David's New Book

Saturday, November 19, 2011

Antibiotics and Innovation at the FDA

In October of this year, the FDA released a report entitled, “Driving Biomedical Innovation: Initiatives to Improve Products for Patients.” There are a number of interesting aspects of this report.  The first is that the word antibiotic is only mentioned once – in a paragraph talking about clinical trails for targeted therapies. But the study of antibiotics in clinical trials has at best only rare and controversial attempts to do just that.  One was the use of emergency use programs to approve the use of linezolid (Zyvox) and quinupristin-dalfopristin (Synercid) for the treatment if serious infections caused by vancomycin-resistant Enterococcus feacium. One major advantage of these emergency use programs is that patients enrolled were documented to have or were very strongly suspected of having a resistan enterococcal infection at the time of enrollment. But given the non-comparative nature of the trials and the bias introduced by the emergency use approach, the FDA has indicated that they would never approve another antibiotic in this way again.  But if not, then how?

The following excerpt is taken directly from the FDA report:

The early discovery of a potential
breakthrough therapy raises ethical and
trial design issues. It is important to gain
confidence that the effects seen in the early
trials are real, and to understand the safety
risks of the new drug. On the other hand,
from an ethical standpoint, it is important to
make sure that people with serious diseases
are getting the best possible therapy. In these
situations, the clinical trials for the drug’s
development must be compressed and the
evidence about its effects gathered in the most
efficient manner possible; however, there is
not a good understanding in the biomedical
community about how to accomplish this.
Additionally, there are questions surrounding
the use of an expedited drug pathway, such as:
Can FDA, drug developers, and
investigators agree on a threshold to
determine when a treatment poses
“exceptional promise” and should thus
be treated in an expedited fashion?
Can seamless drug development programs
be created to utilize natural history
data or adaptive trial design concepts to
compress drug development time?
What are the ethical issues involved in
identifying a promising intervention?
How should the needs of all patients with
the disease be balanced against the need
for better therapy for an individual?
Can surrogate outcome measures that
could be used for accelerated approval
be rapidly identified?
Can we arrive at a consensus view of
the goal of monitoring commitments
companies will make once a product is
on the market after such a development
program, such as scientific expectations
and timelines?

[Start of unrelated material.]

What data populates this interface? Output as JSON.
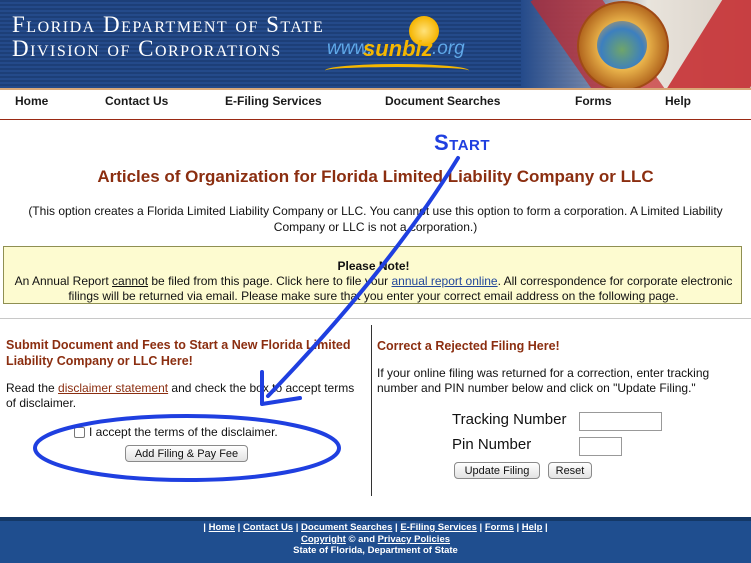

These are all great questions.  I can’t wait to hear the answers!

In other sections of the report, the FDA discusses their intent to better communicate with small business. While I am excited about this initiative since the FDA indicates that it wants to improve their understanding of the challenges faced by small businesses, I wonder whether the FDA will actually be able to provide feasible pathways forward for small businesses developing antibiotics.  As it stands now, for example, there is almost no way a small biotech can take on the expense of a registrational trial for antibiotics.  Only truly innovative trial designs will change this.  But given the departure of large pharmaceutical companies and their deep pockets from the antibiotic R&D area, and given the current dismal situation for private funding, we desperately need these biotech to be able to proceed on their own.  A feasible and less expensive pathway for FDA approval would go a long way to bring new therapies, including new antibiotics, to the patients that so desperately need them. 

So – if the FDA is serious about their small business initiative and if antibiotic development is included within this rubric – I hereby volunteer my services. Of course, the problem is that they might not like what they hear.

No matter how one feels about the FDA, their report on initiatives in biomedical innovation is an important one. I think it does indicate a sincere desire to move forward.  But, as always, the devil is in the details.